## BRIEF
Apart from the pictures, every entry below must be given again exactly.

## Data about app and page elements
****************************************

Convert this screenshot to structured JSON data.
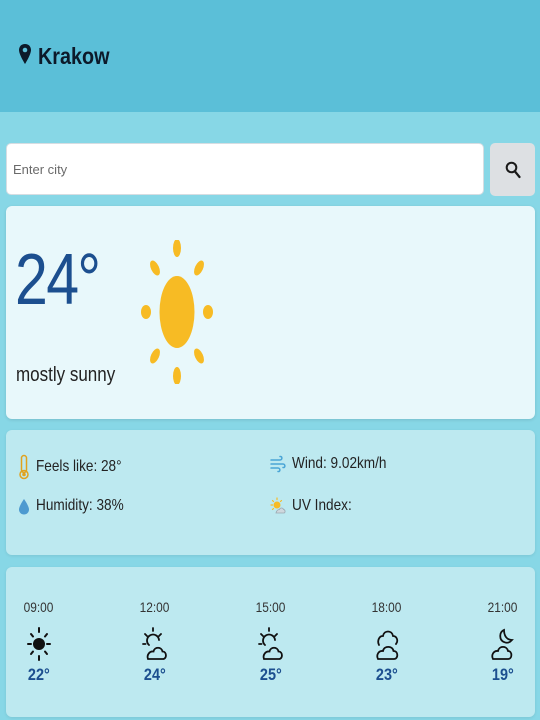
{
  "header": {
    "city": "Krakow",
    "location_icon": "map-pin-icon"
  },
  "search": {
    "placeholder": "Enter city",
    "value": "",
    "button_icon": "search-icon"
  },
  "current": {
    "temperature": "24°",
    "condition": "mostly sunny",
    "icon": "sun-icon",
    "sun_color": "#f7bb24",
    "temp_color": "#1c4f8f"
  },
  "details": {
    "feels_like": {
      "label": "Feels like: 28°",
      "icon": "thermometer-icon"
    },
    "wind": {
      "label": "Wind: 9.02km/h",
      "icon": "wind-icon"
    },
    "humidity": {
      "label": "Humidity: 38%",
      "icon": "droplet-icon"
    },
    "uv_index": {
      "label": "UV Index:",
      "icon": "sun-cloud-icon"
    }
  },
  "forecast": [
    {
      "time": "09:00",
      "temp": "22°",
      "icon": "sun-icon"
    },
    {
      "time": "12:00",
      "temp": "24°",
      "icon": "sun-cloud-icon"
    },
    {
      "time": "15:00",
      "temp": "25°",
      "icon": "sun-cloud-icon"
    },
    {
      "time": "18:00",
      "temp": "23°",
      "icon": "clouds-icon"
    },
    {
      "time": "21:00",
      "temp": "19°",
      "icon": "moon-cloud-icon"
    }
  ]
}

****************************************

## TASK ANSWER
Convert this screenshot to structured JSON data.
{
  "header": {
    "city": "Krakow",
    "location_icon": "map-pin-icon"
  },
  "search": {
    "placeholder": "Enter city",
    "value": "",
    "button_icon": "search-icon"
  },
  "current": {
    "temperature": "24°",
    "condition": "mostly sunny",
    "icon": "sun-icon",
    "sun_color": "#f7bb24",
    "temp_color": "#1c4f8f"
  },
  "details": {
    "feels_like": {
      "label": "Feels like: 28°",
      "icon": "thermometer-icon"
    },
    "wind": {
      "label": "Wind: 9.02km/h",
      "icon": "wind-icon"
    },
    "humidity": {
      "label": "Humidity: 38%",
      "icon": "droplet-icon"
    },
    "uv_index": {
      "label": "UV Index:",
      "icon": "sun-cloud-icon"
    }
  },
  "forecast": [
    {
      "time": "09:00",
      "temp": "22°",
      "icon": "sun-icon"
    },
    {
      "time": "12:00",
      "temp": "24°",
      "icon": "sun-cloud-icon"
    },
    {
      "time": "15:00",
      "temp": "25°",
      "icon": "sun-cloud-icon"
    },
    {
      "time": "18:00",
      "temp": "23°",
      "icon": "clouds-icon"
    },
    {
      "time": "21:00",
      "temp": "19°",
      "icon": "moon-cloud-icon"
    }
  ]
}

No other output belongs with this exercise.